Filter the data for lines with the word "stored", then copy every line so identified.

INPUT FOR THIS TASK.
╭──

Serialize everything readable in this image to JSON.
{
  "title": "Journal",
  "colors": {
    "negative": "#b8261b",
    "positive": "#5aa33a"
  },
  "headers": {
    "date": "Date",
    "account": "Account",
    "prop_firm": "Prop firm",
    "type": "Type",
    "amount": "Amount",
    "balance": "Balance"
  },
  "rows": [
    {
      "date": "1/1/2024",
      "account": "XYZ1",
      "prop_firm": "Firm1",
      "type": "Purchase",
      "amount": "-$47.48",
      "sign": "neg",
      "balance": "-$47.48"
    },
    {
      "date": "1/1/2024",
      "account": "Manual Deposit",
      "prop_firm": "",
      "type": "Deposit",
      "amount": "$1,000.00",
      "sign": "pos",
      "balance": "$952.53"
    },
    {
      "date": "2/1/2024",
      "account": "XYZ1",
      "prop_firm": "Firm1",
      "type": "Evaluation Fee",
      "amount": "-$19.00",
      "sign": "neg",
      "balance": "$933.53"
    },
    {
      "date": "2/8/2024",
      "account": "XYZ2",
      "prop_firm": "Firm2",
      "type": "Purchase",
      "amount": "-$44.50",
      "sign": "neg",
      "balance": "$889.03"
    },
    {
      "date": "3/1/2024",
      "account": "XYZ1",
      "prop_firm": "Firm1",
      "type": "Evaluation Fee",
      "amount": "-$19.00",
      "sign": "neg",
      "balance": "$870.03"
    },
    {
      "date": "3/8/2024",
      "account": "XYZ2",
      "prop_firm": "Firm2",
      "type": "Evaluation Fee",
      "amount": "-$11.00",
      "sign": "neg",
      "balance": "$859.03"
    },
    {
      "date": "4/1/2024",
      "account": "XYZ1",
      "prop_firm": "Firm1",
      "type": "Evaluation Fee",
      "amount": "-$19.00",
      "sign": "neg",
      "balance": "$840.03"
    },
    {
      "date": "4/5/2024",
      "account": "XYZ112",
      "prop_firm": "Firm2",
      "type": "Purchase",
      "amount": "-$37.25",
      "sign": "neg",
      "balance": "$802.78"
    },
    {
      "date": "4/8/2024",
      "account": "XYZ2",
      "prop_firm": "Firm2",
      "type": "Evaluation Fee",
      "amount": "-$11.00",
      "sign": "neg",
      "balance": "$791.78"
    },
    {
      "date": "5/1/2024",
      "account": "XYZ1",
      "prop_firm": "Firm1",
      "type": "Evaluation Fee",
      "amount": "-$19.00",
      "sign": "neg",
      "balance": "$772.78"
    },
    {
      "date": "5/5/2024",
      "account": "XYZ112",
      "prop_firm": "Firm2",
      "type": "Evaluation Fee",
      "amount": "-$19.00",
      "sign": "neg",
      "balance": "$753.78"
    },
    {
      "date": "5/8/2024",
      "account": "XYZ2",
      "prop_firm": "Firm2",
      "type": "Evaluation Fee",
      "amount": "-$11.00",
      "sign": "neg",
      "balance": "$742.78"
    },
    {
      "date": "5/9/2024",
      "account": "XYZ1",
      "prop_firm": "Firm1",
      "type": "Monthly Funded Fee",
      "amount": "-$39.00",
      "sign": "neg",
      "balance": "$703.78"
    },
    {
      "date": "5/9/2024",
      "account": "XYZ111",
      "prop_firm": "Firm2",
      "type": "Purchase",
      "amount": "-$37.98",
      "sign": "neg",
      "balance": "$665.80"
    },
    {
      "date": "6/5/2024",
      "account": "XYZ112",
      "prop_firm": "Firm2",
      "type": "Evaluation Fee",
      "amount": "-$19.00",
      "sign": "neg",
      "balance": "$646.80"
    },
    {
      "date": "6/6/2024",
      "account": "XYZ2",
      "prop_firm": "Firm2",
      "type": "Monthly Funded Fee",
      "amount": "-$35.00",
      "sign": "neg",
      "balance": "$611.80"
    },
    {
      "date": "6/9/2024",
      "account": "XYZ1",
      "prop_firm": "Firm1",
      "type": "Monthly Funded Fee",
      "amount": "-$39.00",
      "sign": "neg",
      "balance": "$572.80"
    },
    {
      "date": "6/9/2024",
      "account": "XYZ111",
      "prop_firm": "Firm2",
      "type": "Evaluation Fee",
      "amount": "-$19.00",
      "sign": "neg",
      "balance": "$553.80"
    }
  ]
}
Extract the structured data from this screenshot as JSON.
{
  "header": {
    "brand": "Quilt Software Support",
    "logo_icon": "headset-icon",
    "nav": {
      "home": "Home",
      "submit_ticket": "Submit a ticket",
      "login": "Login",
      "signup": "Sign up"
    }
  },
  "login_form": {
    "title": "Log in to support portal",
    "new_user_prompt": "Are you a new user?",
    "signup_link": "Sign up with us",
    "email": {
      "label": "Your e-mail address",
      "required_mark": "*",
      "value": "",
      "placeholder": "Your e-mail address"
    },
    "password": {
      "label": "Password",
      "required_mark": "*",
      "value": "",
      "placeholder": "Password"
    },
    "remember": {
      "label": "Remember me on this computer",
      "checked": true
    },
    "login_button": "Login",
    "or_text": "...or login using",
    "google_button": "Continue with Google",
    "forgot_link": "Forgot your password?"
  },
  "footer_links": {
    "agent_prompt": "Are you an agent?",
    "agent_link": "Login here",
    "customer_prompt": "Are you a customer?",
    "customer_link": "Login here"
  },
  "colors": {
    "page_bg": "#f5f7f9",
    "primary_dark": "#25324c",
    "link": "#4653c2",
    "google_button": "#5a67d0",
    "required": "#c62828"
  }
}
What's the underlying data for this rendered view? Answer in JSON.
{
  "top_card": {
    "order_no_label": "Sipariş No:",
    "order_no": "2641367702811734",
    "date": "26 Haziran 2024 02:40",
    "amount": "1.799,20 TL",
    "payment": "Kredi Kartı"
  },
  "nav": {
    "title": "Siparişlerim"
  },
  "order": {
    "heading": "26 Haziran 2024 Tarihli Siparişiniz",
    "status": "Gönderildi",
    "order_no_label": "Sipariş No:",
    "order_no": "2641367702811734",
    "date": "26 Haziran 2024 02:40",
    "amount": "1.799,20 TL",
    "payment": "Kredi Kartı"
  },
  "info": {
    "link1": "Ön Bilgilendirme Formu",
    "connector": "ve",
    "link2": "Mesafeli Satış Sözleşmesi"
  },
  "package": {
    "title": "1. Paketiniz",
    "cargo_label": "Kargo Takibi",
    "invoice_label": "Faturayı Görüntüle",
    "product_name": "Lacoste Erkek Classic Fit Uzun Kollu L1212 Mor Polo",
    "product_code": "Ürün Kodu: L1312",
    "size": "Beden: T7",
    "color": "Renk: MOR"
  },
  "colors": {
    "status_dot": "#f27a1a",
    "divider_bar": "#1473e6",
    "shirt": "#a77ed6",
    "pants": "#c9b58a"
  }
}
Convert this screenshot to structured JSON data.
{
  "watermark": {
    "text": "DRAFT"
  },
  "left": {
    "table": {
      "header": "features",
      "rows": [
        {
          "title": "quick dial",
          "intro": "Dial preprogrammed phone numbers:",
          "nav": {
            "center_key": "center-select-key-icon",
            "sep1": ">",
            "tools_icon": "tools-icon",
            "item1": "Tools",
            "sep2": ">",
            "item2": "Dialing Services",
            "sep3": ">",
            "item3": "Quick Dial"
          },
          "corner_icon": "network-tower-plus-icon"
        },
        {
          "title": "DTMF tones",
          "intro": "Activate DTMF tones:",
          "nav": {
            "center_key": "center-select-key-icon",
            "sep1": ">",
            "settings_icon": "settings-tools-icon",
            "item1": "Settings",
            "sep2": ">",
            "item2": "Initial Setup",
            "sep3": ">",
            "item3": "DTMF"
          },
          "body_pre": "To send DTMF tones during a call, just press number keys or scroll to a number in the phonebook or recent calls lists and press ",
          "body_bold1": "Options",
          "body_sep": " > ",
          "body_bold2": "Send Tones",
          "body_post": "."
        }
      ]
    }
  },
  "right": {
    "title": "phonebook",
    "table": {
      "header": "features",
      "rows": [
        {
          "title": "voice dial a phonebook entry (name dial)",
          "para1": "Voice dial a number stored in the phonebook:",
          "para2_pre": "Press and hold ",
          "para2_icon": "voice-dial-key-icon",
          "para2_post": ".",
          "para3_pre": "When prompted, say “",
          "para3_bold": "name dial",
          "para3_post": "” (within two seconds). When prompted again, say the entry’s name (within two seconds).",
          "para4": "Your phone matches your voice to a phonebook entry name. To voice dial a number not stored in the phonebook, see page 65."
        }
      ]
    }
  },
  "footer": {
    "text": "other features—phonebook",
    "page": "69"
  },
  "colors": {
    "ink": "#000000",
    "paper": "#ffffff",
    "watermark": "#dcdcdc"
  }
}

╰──

EXERCISE OUTPUT.
          "para1": "Voice dial a number stored in the phonebook:",
          "para4": "Your phone matches your voice to a phonebook entry name. To voice dial a number not stored in the phonebook, see page 65."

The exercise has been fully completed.